business ethics despite obvious linkages. This special issue seeks, among other things, to foster such linkages and to situate and advance theorizing about the direct, morally or
ethically grounded human rights duties, if any, of corporations and other business
enterprises in current business ethics scholarship and in the effects on the development of legal regulation and legal theory. The general purpose of this special issue of Business Ethics Quarterly, then, is to identify, examine, evaluate and justify the human rights duties of corporations, and to examine and evaluate their foundations, or to argue against such duties. Some of the questions contributors might wish to address include:
• If corporations have human rights duties, are they ethically grounded human rights duties,
or are corporate human rights duties grounded in local and international law, or are
there better or different ways of understanding the nature or development of corporate
duties regarding human rights?
• How are the human rights duties, if any, of corporations presently determined, how should
they be determined, and what social actors (individuals or institutions) should
• If corporations have ethically grounded human rights duties, what is the nature and
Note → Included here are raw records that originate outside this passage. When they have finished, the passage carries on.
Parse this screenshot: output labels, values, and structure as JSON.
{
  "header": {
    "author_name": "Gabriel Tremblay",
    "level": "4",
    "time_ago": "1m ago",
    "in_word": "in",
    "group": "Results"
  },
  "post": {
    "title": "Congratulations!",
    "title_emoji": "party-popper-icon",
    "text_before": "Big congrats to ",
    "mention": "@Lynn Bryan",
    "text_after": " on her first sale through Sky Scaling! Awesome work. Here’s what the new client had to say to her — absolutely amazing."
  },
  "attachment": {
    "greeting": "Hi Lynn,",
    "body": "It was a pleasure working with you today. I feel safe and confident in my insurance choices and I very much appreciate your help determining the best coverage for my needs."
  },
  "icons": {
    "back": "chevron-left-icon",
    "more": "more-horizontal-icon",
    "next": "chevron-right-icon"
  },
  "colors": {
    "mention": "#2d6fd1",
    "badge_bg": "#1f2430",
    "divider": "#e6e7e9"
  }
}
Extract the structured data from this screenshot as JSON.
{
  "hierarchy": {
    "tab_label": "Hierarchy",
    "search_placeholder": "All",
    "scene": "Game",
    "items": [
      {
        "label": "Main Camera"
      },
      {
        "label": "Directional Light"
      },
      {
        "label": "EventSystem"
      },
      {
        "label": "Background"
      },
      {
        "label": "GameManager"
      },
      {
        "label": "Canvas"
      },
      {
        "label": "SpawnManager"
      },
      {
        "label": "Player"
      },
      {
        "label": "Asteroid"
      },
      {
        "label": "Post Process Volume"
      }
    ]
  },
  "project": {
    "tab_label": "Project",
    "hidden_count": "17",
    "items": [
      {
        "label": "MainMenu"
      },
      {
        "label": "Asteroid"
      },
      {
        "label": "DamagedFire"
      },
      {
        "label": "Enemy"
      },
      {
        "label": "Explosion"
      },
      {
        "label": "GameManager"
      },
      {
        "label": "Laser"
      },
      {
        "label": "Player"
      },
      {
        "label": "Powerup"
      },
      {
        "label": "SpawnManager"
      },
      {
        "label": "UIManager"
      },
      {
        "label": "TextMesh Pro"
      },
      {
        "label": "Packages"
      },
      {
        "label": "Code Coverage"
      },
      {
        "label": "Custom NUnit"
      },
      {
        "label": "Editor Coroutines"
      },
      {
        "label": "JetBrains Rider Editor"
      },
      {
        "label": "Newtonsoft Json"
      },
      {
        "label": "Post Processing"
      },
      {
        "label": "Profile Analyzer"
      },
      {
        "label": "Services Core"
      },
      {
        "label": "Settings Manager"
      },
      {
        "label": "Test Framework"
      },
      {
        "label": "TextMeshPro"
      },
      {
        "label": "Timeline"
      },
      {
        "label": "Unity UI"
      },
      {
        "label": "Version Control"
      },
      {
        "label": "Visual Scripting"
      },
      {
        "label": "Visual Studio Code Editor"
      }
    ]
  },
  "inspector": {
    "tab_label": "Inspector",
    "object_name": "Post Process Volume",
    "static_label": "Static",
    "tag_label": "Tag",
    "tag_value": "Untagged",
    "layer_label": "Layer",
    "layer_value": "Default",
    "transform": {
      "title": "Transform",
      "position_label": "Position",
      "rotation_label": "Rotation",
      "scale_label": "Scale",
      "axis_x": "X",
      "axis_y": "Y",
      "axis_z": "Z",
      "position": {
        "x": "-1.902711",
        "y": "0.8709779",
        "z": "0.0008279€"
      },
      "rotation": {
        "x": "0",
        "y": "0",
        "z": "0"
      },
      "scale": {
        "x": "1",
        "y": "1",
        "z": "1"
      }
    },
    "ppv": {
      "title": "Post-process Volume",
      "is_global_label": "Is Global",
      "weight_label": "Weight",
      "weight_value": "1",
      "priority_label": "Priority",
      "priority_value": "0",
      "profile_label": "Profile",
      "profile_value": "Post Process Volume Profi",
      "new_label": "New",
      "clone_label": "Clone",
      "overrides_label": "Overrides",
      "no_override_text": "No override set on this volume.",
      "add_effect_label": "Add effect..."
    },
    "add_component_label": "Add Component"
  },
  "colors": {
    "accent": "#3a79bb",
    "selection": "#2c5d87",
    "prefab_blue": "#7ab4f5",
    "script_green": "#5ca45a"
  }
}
justification of those duties?
• Is corporate or industry self-regulation (through codes, industry associations, reports,
independent audits, or other means) a useful tool for setting out and guiding corporate
behaviour with respect human rights?
• If corporations have ethically grounded human rights duties, what roles should national
and international law play in ensuring compliance with such duties?
• What processes or means should be put in place to ensure that the human rights duties of corporations are carried out?
• Are there distinct legal, political, or social tools, systems and procedures that can and
should be developed to help ensure that business duties regarding human rights are
• What are the main regulatory consequences of developing human rights duties for
corporations and how will these shape future developments in, for example, corporate
governance, corporate liability (including corporate group liability), directors’ duties,
shareholder responsibilities, remedies and enforcement and monitoring procedures?
• Corporate human rights obligations and practices have been criticized and assessed fromvarious quarters and perspectives (e.g., the U.N. Ruggie Reports). What assumptions
undergird these criticisms and assessments? Are these assessments conceptually
sound? Do these reports properly characterize corporate and business duties or
responsibilities? Are the reports appropriately informed by the extant business ethics
• Do specific industries or types of companies confront unique human rights challenges that require distinct processes or means for implementation, or should all industries be
expected to adhere to similar processes or means of implementation?
To address these questions, we seek a broad range of submissions—including both
normative, philosophical research and theoretical or empirical (quantitative or qualitative)
social scientific research—and we encourage contributions that make use of, and contribute to, one or more theoretical perspectives that find their place within business ethics or any other relevant fields of inquiry (such as philosophy, jurisprudence, regulatory theory and practice, organization studies, sociology, political science/theory, economics, etc.).Manuscripts should, ideally, make a contribution to our understanding of the human rights duties, if any, of businesses, and to the theoretical perspectives on which any proposed understanding is grounded.
Manuscripts must be submitted electronically by July 30, 2010 using BEQ’s submission
website (http://editorialexpress.com/beq). Manuscripts must conform to BEQ’s normal
submission requirements, which are explained in detail on the “information for contributors” page at http://www.businessethicsquarterly.org. Manuscripts should not exceed 12,000 words and will be blind-reviewed following the journal’s standard process. Be sure to indicate "special issue -‐ human rights and business" in the "comments" section of the online submission form. For further information, contact Guest Editor, Wesley Cragg (firstname.lastname@example.org).
Note: For the purposes of this call the concepts of ethics and morality as well as the concepts of duty and obligation are used interchangeably.